## YOUR INSTRUCTIONS
Where the word "label" appears in a line of the entries below, count that line and give the total alone.

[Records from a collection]
+++

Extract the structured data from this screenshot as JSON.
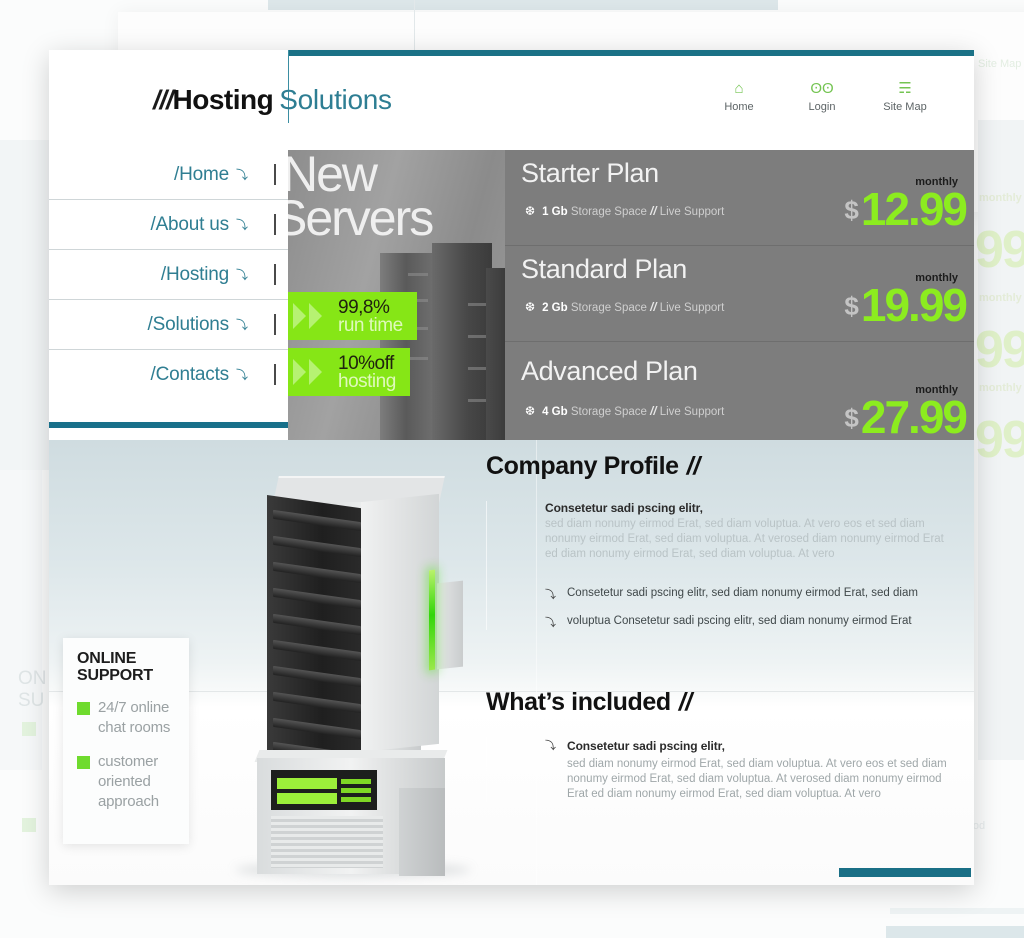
{
  "site": {
    "logo": {
      "slashes": "///",
      "word1": "Hosting",
      "word2": "Solutions"
    }
  },
  "top_utils": [
    {
      "label": "Home",
      "icon": "home-icon",
      "glyph": "⌂"
    },
    {
      "label": "Login",
      "icon": "users-icon",
      "glyph": "ʘʘ"
    },
    {
      "label": "Site Map",
      "icon": "sitemap-icon",
      "glyph": "☴"
    }
  ],
  "sidebar": {
    "items": [
      {
        "label": "/Home",
        "arrow": "⤵"
      },
      {
        "label": "/About us",
        "arrow": "⤵"
      },
      {
        "label": "/Hosting",
        "arrow": "⤵"
      },
      {
        "label": "/Solutions",
        "arrow": "⤵"
      },
      {
        "label": "/Contacts",
        "arrow": "⤵"
      }
    ]
  },
  "hero": {
    "title_line1": "New",
    "title_line2": "Servers",
    "badges": [
      {
        "line1": "99,8%",
        "line2": "run time"
      },
      {
        "line1": "10%off",
        "line2": "hosting"
      }
    ]
  },
  "plans": [
    {
      "name": "Starter Plan",
      "flake": "❆",
      "storage": "1 Gb",
      "feature_rest": "Storage Space",
      "separator": "//",
      "support": "Live Support",
      "period": "monthly",
      "currency": "$",
      "price": "12.99"
    },
    {
      "name": "Standard Plan",
      "flake": "❆",
      "storage": "2 Gb",
      "feature_rest": "Storage Space",
      "separator": "//",
      "support": "Live Support",
      "period": "monthly",
      "currency": "$",
      "price": "19.99"
    },
    {
      "name": "Advanced Plan",
      "flake": "❆",
      "storage": "4 Gb",
      "feature_rest": "Storage Space",
      "separator": "//",
      "support": "Live Support",
      "period": "monthly",
      "currency": "$",
      "price": "27.99"
    }
  ],
  "support_box": {
    "title_line1": "ONLINE",
    "title_line2": "SUPPORT",
    "items": [
      "24/7 online chat rooms",
      "customer oriented approach"
    ]
  },
  "sections": [
    {
      "title": "Company Profile",
      "slashes": "//",
      "lead_heading": "Consetetur sadi pscing elitr,",
      "lead_body": "sed diam nonumy eirmod Erat, sed diam voluptua. At vero eos et sed diam nonumy eirmod Erat, sed diam voluptua. At verosed diam nonumy eirmod Erat ed diam nonumy eirmod Erat, sed diam voluptua. At vero",
      "bullets": [
        {
          "arrow": "⤵",
          "text": "Consetetur sadi pscing elitr, sed diam nonumy eirmod Erat, sed diam"
        },
        {
          "arrow": "⤵",
          "text": "voluptua Consetetur sadi pscing elitr, sed diam nonumy eirmod Erat"
        }
      ]
    },
    {
      "title": "What’s included",
      "slashes": "//",
      "bullet_arrow": "⤵",
      "lead_heading": "Consetetur sadi pscing elitr,",
      "lead_body": "sed diam nonumy eirmod Erat, sed diam voluptua. At vero eos et sed diam nonumy eirmod Erat, sed diam voluptua. At verosed diam nonumy eirmod Erat ed diam nonumy eirmod Erat, sed diam voluptua. At vero"
    }
  ],
  "background_ghost": {
    "site_map": "Site Map",
    "support_line1": "ON",
    "support_line2": "SU",
    "prices": [
      {
        "period": "monthly",
        "digits": "99"
      },
      {
        "period": "monthly",
        "digits": "99"
      },
      {
        "period": "monthly",
        "digits": "99"
      }
    ],
    "word": "rmod"
  },
  "colors": {
    "teal": "#1a7186",
    "green": "#86e616",
    "price_green": "#8cec1f",
    "panel_gray": "#7d7d7d",
    "link_teal": "#2f7e92"
  }
}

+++

## ANSWER
8